• Exercise objective
Where does the word "disponibilidad" appear in the data? Copy every line that holds it.

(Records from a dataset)
★ ★ ★ ★ ★ ★ ★
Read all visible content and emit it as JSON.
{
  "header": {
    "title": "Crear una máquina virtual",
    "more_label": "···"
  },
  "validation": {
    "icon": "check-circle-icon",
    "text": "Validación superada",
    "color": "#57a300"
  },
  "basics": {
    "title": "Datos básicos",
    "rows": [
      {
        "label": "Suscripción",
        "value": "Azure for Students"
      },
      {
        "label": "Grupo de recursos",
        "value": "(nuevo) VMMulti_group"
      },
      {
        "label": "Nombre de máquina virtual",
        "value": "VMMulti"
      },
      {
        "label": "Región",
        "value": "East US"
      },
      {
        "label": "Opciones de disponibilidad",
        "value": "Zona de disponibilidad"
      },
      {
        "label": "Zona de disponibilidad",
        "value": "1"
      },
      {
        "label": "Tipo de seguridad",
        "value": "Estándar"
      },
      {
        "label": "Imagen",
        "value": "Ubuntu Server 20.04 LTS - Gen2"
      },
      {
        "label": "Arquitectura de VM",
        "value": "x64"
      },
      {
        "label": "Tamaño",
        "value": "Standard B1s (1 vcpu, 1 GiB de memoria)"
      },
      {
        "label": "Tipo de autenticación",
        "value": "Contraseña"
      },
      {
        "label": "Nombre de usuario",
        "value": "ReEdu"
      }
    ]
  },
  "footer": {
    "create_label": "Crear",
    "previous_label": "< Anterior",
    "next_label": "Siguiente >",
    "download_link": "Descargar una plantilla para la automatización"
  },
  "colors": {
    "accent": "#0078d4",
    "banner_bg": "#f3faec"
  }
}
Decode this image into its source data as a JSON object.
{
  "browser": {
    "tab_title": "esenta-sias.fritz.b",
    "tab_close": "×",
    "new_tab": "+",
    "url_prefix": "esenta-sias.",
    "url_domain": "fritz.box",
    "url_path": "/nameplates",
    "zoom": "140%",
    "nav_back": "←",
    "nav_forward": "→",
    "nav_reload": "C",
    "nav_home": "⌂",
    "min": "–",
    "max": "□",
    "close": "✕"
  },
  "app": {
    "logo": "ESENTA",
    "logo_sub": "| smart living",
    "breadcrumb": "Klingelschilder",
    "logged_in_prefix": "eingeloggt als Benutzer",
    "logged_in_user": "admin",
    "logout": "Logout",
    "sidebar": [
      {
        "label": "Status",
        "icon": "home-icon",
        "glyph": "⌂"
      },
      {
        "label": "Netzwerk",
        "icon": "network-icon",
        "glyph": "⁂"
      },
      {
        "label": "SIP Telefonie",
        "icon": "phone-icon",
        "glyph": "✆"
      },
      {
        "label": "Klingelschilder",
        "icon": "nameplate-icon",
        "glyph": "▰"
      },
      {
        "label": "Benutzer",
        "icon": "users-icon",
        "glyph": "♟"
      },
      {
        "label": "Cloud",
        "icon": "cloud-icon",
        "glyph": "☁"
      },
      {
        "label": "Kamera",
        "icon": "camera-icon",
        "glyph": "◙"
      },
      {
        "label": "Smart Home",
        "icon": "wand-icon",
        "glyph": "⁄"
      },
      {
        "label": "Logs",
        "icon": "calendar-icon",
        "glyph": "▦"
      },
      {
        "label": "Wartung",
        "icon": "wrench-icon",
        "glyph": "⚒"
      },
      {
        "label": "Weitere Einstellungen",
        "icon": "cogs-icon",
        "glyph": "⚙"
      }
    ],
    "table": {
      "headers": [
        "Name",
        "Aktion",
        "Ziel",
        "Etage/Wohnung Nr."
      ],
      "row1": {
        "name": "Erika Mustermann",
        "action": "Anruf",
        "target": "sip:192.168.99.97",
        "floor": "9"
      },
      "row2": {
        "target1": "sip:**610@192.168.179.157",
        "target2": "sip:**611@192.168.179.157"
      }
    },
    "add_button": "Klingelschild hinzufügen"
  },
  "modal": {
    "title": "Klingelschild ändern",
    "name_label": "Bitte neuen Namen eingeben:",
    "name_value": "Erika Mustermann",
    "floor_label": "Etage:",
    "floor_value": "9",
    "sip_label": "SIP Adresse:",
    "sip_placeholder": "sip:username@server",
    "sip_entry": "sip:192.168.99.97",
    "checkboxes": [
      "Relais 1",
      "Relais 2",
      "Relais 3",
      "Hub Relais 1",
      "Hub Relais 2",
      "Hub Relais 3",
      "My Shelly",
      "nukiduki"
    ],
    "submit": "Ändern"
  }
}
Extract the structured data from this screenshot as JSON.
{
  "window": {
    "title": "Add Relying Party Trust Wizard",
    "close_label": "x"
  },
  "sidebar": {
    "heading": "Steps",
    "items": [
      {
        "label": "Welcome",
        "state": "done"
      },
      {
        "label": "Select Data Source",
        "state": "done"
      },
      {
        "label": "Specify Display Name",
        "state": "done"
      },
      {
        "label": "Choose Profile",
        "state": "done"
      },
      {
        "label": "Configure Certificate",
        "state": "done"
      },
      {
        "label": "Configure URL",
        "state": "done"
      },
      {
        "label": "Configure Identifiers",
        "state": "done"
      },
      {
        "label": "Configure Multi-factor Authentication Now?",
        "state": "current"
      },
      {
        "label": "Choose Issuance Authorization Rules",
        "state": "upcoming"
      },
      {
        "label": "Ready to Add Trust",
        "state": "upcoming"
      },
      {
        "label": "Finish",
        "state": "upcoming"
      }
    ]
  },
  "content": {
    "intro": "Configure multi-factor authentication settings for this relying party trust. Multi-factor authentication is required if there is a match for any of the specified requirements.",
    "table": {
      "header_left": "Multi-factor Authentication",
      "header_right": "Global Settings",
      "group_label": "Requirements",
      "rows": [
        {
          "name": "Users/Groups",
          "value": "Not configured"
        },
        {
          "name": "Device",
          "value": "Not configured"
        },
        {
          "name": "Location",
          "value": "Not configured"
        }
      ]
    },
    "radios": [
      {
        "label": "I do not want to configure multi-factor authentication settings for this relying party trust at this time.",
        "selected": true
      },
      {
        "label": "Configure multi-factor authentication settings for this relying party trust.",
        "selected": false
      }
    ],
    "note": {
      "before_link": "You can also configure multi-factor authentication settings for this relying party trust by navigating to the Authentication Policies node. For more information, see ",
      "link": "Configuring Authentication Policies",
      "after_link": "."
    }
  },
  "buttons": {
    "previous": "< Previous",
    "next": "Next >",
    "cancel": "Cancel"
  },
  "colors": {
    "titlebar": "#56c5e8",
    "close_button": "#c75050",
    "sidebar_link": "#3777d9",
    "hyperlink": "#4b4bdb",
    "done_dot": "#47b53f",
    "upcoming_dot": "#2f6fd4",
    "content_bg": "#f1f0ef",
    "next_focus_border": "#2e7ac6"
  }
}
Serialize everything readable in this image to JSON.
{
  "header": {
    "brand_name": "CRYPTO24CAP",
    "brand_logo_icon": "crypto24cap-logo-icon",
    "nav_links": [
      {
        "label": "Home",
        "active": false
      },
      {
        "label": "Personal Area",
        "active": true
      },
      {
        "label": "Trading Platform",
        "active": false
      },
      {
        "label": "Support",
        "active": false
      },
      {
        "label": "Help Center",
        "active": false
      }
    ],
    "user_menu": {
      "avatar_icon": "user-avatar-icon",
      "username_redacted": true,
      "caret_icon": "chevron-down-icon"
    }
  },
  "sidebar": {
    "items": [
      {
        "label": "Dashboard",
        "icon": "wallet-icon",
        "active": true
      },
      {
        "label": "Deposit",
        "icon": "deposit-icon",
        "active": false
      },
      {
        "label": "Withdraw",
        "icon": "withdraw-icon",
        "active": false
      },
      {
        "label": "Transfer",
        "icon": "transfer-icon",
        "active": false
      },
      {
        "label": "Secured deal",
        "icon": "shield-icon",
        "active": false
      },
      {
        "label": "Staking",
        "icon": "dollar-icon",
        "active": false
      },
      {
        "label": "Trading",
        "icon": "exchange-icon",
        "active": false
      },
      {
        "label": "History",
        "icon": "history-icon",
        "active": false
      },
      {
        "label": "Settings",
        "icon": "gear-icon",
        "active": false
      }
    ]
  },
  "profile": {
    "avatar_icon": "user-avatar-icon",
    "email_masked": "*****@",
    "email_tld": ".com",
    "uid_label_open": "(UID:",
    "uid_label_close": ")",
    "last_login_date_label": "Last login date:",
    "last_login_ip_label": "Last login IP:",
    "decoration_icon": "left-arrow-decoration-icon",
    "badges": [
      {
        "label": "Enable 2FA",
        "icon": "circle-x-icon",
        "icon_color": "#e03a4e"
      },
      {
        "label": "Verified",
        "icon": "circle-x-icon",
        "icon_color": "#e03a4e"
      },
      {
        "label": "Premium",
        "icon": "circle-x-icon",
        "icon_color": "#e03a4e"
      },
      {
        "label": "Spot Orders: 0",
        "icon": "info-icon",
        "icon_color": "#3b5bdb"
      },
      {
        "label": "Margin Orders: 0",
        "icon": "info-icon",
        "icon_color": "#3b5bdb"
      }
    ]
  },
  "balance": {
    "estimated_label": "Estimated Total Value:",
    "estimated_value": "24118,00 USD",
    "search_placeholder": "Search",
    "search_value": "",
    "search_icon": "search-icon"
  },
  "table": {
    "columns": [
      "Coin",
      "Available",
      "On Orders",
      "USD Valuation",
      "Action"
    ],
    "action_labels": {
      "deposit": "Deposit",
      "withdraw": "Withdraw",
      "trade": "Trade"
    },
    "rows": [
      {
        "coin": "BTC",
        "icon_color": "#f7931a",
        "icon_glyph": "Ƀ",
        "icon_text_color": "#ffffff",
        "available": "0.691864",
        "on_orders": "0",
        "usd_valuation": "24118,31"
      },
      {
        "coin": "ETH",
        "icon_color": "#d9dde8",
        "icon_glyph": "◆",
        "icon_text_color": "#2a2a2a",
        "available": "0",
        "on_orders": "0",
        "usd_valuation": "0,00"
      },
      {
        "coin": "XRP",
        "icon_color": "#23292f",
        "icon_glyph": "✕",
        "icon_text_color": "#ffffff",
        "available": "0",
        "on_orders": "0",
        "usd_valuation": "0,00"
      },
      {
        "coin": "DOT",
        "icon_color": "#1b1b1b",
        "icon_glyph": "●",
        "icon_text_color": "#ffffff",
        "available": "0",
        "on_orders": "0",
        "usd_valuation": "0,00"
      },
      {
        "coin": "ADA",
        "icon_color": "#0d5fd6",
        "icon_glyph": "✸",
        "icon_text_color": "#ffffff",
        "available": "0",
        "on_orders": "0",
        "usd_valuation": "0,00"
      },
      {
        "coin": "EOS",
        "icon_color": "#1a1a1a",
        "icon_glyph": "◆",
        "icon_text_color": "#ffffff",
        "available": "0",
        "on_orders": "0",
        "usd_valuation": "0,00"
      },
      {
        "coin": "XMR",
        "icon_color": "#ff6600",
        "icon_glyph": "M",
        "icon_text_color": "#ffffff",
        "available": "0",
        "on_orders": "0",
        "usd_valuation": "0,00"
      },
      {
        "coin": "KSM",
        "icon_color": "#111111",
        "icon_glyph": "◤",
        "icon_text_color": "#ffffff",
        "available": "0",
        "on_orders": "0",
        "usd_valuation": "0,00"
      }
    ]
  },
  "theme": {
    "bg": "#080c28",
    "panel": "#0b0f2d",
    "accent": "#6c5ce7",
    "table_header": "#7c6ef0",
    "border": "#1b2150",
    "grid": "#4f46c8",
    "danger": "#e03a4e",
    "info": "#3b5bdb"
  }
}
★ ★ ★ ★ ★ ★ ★
• Answer space
        "label": "Opciones de disponibilidad",
        "value": "Zona de disponibilidad"
        "label": "Zona de disponibilidad",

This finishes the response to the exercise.